Like many Menlo Park residents, I recently received a letter from a group calling itself "Save Menlo's Uniqueness" (the return address printed in symbolic green), with not a single identified name attached, asking me to register opposition to a big "internationally held equity firm" intending to penetrate Menlo Park. The letter implies it might be anti-American to allow BevMo to open a Menlo Park branch, apparently because the "multinational" chain is owned by a London-based firm, even though the stores are only in California and Arizona.
The letter appeals to the kind of fear-mongering many of us deplore on the national scene.
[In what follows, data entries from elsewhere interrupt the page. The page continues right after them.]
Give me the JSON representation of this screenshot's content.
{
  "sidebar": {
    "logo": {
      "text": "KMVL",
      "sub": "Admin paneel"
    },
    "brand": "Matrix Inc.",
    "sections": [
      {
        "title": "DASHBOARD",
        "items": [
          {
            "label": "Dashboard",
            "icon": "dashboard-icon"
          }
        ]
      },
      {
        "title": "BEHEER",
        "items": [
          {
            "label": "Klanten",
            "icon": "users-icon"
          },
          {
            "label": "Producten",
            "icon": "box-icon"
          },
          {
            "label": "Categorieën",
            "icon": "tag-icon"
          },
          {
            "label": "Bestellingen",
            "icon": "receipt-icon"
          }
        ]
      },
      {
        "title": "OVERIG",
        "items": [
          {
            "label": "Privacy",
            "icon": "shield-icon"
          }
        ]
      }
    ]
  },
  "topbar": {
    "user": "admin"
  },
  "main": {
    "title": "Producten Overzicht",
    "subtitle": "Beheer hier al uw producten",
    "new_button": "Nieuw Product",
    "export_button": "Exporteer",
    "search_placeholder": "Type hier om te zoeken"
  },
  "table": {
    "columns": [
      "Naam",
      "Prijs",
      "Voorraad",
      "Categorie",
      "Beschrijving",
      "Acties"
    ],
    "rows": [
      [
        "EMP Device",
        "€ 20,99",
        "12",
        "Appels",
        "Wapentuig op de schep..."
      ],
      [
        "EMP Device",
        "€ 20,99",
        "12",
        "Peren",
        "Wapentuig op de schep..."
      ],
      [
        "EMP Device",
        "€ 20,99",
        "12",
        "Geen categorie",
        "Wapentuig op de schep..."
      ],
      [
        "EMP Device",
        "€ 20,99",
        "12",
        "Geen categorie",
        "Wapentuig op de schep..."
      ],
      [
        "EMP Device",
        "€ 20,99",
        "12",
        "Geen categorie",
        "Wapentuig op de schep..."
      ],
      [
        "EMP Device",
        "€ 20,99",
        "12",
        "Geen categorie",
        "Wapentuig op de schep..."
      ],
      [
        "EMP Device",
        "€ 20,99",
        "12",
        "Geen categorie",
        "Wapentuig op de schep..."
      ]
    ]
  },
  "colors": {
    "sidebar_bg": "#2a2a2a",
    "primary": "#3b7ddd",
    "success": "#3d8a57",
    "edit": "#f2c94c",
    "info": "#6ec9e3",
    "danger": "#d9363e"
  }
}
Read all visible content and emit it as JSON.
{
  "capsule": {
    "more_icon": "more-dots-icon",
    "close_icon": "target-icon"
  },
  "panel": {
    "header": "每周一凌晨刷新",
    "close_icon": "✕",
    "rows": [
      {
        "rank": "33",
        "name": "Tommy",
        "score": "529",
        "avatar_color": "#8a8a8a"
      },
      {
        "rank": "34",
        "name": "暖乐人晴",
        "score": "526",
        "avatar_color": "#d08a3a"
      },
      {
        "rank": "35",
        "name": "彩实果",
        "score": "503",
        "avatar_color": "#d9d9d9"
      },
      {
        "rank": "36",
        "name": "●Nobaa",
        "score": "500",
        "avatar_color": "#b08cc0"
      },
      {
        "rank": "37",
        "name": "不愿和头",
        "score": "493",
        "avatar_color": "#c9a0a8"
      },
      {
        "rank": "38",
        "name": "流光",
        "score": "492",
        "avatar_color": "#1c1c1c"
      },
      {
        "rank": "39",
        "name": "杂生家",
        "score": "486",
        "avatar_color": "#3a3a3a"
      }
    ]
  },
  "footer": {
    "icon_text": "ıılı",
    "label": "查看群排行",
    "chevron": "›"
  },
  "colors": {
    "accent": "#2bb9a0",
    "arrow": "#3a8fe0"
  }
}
It would be more honest and respectful of civic dialogue to list directly the reasons for opposing BevMo by this "group of Menlo Park locally owned purveyors of wines and spirits." If the underlying issue is the threat of competition, then it would help to clarify the challenges of running a successful downtown business by listing key factors, including the problem of high rents.
Absent such context, it is easy to point fingers and lay blame, as the mailing from "Save Menlo's Uniqueness" does. We have other chains (Starbucks, Amici's and even Peet's) already in residence right on Santa Cruz Avenue, yet they do not seem to have significantly eroded the "village character" and "local community" that are repeatedly invoked in this mailing as values-under-threat.
The anti-BevMo letter appears to be part of an unannounced but targeted campaign against change in downtown Menlo Park. The campaign unfortunately is also against unemotional and open discussion of the pluses and minuses of different ideas.
I've been a dedicated shopper at the Sunday Menlo Park farmers' market for years, and a table recently set up there provides materials that sound like the anti-BevMo letter. Here a sign warns, "Existing Farmer's Market Threatened," and leaflets sponsored by yet another organization, the "Menlo Park Downtown Alliance," argue against what will happen if the City Council approves parking changes proposed in the draft specific plan.
There is the same kind of exaggerated "us versus them" language, but instead of BevMo the opponents are the Planning Department and City Council.
This is not the kind of public debate I want or expect in Menlo Park. The sometimes angry and bitter tone is not a role model for anybody to emulate. There seems to be little respect for clarity and facts. Transparency is a lost cause.
There's nothing wrong with criticizing a new business or planning proposal. But let's all take responsibility to promote better civic discourse than we're now tolerating in Menlo Park. That's more important than this store or another, or numbers of parking spaces, because it's about being a respectful, engaged, and accountable member of the Menlo Park community.
Susan Gillman lives on College Avenue and has been a Menlo Park resident for 20 years. She is professor of literature at UC Santa Cruz.